Hey, I'm from Detroit and if you set something on the curb and put a "FREE" sign on it that means it's free. Not that you can use it for a while then I'm going to knock on your door one day and say," Remember that old couch I threw out on the curb? Well I know I said it was free, but not really. You owe me $77.70 for using it the last 3 mo. My bad."
I found this service to be VERY slow. Although, the company makes a claim that their "Web Accelerator (allows) for up to 5x faster web surfing". That is a lie. It was slower than my "Plain Jane" service. Today, I was trying to cancel a subscription with Netscape Internet Service. After being transferred to appropriate department, I was informed that if I cancelled my subscription, I would be charged an $89 cancellation fee. I asked why and was told I had a 12 month commitment.

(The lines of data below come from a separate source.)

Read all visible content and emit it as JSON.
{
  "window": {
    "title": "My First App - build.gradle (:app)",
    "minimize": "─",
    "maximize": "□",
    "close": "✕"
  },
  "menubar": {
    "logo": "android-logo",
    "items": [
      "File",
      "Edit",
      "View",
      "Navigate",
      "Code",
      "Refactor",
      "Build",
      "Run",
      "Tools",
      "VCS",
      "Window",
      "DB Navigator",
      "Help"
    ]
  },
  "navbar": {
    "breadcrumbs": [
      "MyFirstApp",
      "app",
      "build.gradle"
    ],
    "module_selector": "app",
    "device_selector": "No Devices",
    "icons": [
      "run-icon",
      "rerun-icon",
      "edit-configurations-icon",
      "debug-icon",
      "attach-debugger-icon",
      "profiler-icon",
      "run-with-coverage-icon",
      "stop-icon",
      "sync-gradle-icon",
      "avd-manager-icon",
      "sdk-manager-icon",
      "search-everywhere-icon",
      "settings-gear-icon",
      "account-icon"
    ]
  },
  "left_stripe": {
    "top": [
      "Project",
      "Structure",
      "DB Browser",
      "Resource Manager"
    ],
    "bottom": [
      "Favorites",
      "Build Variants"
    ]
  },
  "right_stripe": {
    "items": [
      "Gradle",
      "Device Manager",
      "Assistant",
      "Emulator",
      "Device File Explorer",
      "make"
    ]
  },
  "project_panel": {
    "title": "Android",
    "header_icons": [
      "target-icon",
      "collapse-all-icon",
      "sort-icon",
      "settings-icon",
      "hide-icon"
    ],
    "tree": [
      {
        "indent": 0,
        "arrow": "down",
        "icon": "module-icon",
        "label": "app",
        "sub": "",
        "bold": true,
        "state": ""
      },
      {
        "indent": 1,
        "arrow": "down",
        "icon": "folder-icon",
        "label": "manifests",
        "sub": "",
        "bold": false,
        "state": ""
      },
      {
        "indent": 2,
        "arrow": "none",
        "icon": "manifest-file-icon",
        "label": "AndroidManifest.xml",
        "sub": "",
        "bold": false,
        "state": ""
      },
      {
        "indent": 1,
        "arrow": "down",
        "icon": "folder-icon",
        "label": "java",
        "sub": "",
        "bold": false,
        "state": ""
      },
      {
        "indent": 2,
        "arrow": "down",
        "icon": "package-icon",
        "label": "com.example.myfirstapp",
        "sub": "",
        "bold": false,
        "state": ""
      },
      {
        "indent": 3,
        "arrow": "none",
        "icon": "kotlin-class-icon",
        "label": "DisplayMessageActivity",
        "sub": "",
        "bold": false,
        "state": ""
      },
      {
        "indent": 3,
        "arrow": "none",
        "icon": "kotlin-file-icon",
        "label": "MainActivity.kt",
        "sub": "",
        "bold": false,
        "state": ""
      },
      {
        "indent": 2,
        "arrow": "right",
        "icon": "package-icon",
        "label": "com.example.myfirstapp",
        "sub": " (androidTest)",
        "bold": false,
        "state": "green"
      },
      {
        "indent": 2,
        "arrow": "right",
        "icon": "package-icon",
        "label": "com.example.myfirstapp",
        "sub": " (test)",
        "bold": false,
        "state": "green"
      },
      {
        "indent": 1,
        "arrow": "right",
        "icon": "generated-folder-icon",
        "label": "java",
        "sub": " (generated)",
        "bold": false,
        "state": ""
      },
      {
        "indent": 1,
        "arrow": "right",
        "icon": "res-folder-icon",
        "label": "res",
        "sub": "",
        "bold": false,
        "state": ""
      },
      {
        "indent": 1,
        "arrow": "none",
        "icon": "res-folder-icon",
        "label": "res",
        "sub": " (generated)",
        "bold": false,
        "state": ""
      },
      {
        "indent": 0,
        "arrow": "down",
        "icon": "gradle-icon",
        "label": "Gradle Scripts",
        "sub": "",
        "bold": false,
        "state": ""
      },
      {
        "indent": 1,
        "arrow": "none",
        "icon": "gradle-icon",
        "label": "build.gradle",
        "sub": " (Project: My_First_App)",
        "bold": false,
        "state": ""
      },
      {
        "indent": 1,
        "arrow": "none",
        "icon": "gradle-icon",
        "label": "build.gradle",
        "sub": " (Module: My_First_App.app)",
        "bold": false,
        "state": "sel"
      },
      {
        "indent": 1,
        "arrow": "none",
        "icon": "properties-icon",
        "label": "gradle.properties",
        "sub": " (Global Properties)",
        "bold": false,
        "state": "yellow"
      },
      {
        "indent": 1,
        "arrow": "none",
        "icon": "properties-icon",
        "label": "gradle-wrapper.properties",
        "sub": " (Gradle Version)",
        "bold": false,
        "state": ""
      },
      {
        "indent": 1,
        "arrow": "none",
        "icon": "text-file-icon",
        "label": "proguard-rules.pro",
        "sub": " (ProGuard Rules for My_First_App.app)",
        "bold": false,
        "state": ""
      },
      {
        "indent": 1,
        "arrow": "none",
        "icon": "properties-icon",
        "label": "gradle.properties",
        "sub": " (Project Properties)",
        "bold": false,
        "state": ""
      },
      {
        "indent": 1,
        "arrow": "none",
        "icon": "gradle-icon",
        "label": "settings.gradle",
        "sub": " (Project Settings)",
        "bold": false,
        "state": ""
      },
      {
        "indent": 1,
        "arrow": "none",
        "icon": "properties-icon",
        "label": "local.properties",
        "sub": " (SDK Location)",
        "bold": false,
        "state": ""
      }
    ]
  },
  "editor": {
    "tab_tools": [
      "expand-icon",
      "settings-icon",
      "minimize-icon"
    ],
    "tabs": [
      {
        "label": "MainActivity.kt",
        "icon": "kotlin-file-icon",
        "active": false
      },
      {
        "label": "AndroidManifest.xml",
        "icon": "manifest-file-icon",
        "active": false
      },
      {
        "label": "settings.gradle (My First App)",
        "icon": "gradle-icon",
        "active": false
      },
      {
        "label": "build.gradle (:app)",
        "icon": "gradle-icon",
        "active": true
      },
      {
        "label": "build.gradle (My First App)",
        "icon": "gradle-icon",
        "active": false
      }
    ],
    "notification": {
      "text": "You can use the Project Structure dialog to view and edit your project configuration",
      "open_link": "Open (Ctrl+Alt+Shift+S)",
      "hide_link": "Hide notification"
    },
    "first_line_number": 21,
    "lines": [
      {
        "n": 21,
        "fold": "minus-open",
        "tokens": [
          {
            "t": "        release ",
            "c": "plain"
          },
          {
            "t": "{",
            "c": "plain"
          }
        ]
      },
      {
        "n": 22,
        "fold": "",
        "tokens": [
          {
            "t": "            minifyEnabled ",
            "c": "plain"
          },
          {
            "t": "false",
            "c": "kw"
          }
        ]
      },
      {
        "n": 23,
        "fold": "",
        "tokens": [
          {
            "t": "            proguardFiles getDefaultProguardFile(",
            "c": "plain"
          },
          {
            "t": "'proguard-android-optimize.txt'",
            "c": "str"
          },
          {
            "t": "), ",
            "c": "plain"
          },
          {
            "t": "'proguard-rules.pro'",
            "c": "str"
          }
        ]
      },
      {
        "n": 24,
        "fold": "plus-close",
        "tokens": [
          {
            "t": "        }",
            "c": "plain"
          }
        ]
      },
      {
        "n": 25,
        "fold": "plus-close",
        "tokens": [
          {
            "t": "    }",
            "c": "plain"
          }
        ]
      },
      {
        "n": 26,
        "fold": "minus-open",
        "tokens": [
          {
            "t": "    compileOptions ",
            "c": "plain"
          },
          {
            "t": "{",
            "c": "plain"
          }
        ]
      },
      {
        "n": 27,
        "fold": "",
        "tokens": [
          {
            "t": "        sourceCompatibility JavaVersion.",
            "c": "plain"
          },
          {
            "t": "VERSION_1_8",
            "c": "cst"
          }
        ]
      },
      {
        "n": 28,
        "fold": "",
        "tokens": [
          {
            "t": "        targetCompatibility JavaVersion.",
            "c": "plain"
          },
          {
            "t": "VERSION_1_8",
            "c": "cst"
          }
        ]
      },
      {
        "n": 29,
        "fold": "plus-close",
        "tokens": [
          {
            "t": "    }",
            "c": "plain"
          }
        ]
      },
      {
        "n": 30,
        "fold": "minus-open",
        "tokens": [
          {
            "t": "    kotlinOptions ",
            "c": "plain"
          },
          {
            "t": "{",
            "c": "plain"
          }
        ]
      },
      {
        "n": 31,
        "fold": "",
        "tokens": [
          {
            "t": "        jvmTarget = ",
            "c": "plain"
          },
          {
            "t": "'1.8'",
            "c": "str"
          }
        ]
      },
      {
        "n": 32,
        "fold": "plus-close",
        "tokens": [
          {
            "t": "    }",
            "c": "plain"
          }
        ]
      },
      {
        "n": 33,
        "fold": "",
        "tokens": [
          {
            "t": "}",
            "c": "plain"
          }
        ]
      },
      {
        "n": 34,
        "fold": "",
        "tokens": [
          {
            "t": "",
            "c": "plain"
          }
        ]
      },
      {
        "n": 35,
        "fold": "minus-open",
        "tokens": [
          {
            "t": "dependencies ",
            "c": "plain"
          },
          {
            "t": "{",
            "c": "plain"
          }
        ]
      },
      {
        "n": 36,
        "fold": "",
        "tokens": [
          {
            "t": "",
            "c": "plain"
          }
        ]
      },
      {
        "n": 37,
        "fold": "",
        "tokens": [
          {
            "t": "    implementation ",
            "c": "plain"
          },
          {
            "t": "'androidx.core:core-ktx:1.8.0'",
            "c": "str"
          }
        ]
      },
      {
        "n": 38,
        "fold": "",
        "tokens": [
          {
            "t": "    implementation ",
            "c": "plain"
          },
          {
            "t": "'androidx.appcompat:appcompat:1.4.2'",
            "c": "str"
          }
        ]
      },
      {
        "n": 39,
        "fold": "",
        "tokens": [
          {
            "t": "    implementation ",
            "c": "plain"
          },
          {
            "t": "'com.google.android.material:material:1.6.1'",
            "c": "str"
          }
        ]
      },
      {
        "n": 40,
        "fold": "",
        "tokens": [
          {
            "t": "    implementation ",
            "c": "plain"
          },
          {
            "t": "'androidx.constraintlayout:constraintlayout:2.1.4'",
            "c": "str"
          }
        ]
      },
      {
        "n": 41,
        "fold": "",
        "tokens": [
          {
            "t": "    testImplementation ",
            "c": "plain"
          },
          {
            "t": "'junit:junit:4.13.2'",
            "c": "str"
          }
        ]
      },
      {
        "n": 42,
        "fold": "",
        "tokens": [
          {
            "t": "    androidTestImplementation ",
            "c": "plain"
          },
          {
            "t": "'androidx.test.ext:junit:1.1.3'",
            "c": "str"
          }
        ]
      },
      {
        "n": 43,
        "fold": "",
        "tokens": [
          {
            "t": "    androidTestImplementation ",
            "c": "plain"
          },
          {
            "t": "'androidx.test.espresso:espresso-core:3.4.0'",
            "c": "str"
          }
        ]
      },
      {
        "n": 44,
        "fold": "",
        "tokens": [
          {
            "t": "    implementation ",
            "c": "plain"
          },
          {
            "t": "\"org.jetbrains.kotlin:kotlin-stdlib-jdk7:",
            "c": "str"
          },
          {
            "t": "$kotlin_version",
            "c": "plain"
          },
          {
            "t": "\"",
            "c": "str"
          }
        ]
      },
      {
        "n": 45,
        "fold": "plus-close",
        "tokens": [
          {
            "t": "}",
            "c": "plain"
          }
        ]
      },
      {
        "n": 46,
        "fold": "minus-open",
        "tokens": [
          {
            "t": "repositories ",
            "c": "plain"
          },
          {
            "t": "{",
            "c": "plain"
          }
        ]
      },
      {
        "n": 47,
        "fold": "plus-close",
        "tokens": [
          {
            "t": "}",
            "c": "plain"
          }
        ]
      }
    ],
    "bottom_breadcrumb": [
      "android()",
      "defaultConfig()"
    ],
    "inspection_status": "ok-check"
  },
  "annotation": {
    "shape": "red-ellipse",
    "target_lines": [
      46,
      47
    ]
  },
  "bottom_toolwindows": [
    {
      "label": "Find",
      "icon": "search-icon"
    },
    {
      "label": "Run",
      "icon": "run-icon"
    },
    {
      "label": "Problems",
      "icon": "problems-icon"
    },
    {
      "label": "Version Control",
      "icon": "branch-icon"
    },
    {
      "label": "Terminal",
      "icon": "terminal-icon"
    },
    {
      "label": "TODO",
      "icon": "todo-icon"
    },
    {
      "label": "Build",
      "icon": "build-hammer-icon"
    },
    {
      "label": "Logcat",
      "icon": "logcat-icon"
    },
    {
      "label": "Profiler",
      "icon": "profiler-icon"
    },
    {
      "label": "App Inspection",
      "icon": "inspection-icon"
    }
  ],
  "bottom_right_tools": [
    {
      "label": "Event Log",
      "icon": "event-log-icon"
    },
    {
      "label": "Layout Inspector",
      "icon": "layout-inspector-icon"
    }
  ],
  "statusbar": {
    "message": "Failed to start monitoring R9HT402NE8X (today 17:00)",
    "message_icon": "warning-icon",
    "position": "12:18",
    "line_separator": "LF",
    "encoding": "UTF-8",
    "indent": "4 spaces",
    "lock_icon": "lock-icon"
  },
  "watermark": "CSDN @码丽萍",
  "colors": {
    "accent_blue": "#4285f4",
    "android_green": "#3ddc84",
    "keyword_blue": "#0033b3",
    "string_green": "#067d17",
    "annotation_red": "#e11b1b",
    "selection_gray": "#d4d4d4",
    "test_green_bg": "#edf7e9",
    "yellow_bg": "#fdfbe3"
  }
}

Also, I was advised that if I disconnected the phone call, I would immediately be charged the $89 cancellation fee. They went on to tell me they had to read me some legal notice of my rights. What rights? You just told me I don't have the right to cancel. Be very careful before signing up with this company. They will not get any further business from me.
Spent the day on the phone with Mom trying to find out what had her upset. BACKGROUND: Dad died in March quite unexpectedly. Her answer to feeling alone - open a Netscape account. She decided this week that she needed to be in an assisted living facility and would be leaving her home with so many fond memories of a good life.
While arranging the turn-off of utilities, one company stood out like the wonderful people they are - Netscape (ISP). These wonderful people, in their best broken South Asian English, told her "sure, but you will still have to pay for the full year of service even though you are moving into assisted living and can't take your computer with you".
Maybe I am out of line here, but forcing a distraught widow leaving her home for good to pay for a service she can't use is despicably immoral at best. I hope Jim Barksdale's family gets the same wonderful assistance we received. Thanks Netscape - for nothing.
The problem with AOL is that it doesn't like to lose even in a game like hearts. The games will load you with clubs 90% of the time - this ensures that you will get the queen of spades 90% of the time. The queen of spades has a 13 point value in a game of 26 points. The object of the game is to get the least number of points, the first player to reach 100 points is the loser. You can play hearts for hrs over days and not Win one game. The game knows exactly everyone's cards and plays accordingly.
There are four player - 3 run by the game and the human player. This of course guaranties a winning rate of better that 90% of the time. This game absolutely cheats. I have gone so far a writing to the FCC in this regard. I am also contemplating writing letters to their sponsors now we know why Time Warner dropped AOL.